Hulten sent records requests during work hours. Rudicil — Hobbs’ brother-in-law — was on the county payroll to function as public records officer for the executive. At the same time, Rudicil also arranged for a courier to pick up the records on behalf of Edmond Thomas, so Hulten would not have to reveal himself. Rudicil also warned county workers to move faster to meet Edmond Thomas’ demands — which were Hulten’s demands — or they would get the county sued.
All along, Reardon was monitoring the requests. In late October, he even traded email with Hulten and Rudicil about resisting any legislation that could limit anonymous public records requests.
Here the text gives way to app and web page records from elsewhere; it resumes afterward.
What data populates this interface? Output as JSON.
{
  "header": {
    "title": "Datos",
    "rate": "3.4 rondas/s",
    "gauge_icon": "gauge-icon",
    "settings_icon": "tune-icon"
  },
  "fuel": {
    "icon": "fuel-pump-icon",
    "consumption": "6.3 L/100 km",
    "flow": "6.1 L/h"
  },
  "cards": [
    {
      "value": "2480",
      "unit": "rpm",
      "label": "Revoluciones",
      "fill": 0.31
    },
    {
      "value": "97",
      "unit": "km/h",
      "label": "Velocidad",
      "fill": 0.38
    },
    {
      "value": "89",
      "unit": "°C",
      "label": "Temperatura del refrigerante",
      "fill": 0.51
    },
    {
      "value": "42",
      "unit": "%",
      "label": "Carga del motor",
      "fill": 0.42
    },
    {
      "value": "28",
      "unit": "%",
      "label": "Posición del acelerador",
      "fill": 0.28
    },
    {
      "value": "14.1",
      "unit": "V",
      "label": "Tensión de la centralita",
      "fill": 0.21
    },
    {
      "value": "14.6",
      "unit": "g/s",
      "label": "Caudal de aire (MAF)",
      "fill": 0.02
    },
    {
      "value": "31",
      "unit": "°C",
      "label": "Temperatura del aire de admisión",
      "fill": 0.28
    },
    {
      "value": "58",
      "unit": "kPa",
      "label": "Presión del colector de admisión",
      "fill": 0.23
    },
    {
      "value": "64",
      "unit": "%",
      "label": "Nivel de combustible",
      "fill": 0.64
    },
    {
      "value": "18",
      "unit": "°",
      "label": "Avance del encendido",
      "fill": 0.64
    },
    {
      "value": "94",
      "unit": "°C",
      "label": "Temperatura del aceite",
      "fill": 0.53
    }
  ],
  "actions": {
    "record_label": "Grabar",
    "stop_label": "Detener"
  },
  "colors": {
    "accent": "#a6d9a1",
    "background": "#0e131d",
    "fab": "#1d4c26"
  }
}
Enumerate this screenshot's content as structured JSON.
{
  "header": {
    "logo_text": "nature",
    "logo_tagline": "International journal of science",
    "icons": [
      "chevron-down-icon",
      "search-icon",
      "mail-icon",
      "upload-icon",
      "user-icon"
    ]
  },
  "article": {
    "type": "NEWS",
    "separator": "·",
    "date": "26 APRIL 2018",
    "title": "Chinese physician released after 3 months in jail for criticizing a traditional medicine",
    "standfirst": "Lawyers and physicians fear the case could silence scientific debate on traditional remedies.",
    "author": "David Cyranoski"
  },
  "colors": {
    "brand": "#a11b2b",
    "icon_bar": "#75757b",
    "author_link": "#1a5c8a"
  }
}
It’s unclear in records released so far whether Reardon at that time knew Hulten was “Edmond Thomas.” There is no question Hulten used county equipment for the ruse.
At 11:46 a.m. on Nov. 2, Hulten used a county-owned computer to write Reardon as someone from Rue Des Blancs-Manteaux LLC.
“Good morning Mr. Reardon,” began the message, which was recovered in April from Hulten’s county email account. “We write today on behalf of our client or clients currently engaged in a series of Public Records requests with Snohomish County. The purpose of this communication is to alert you to some concerns we have with the County’s internal handling of our client(s) requests.”
“Edmond” was bothered that Herald reporters were nosing around. He wanted Reardon to somehow intervene.
The memo also detailed what Hulten proclaimed was evidence of a supposed conspiracy involving county prosecutors and the journalists covering Reardon.
Reardon tried to establish distance when Hulten and Rudicil were later revealed to be the people responsible for the Edmond Thomas activity. He refused to make himself available for questions the day before the story broke. That eliminated an opportunity to determine how much Reardon knew about his aides’ actions before they were linked to scandal. A spokesman said Reardon was too busy for an interview. The executive’s official schedule, released months later, showed Reardon spent much of the morning meeting with people for coffee and had open hours in the office during midday.
Reardon ultimately released a statement saying Hulten had apologized to him for any embarrassment caused by news coverage. The executive also made clear he condoned his employees’ behavior, reasoning that the records laws are there for anyone to use, including people on the county payroll.
Others saw the situation differently.
Using government time and resources to snoop on perceived enemies is “just about as egregious as it gets, in my opinion,” said Dotzauer, the political consultant.
Whether Reardon was directly involved doesn’t change his responsibility, Dotzauer said.
“Setting that tone of leadership at any level of government is wrong,” Dotzauer said. “You’re the captain of the ship.”
Hulten and Rudicil both were placed on administrative leave after the King County Sheriff’s Office began investigating. Rudicil remained in that position when Reardon left office Friday.
When the scandal broke, Hulten almost immediately sought “whistle-blower” protection, claiming his Edmond Thomas activities had revealed evidence of a wide conspiracy against Reardon involving prosecutors, politicians and journalists.
An employment attorney’s independent review of Hulten’s complaint determined there was no merit to his “whistle-blower” allegations.
Things got more complicated for Hulten when porn and homemade sexually explicit images of himself and a former girlfriend were discovered on a county hard drive. Files containing “background checks” on County Council members also were found.
Hulten eventually resigned, saying he expected to be fired over the porn, yet insisting he wasn’t responsible. He didn’t leave without first threatening Haakenson and others at the county that he intends to press a variety of lawsuits — including a case he said he can bring over how the county processed records he sought as “Edmond Thomas.”
“… I think you probably know that there is a bigger explanation behind my actions,” Hulten wrote in a text to Haakenson. “I didn’t do it for fun. And I always always always was subordinate to the guy that hired me.”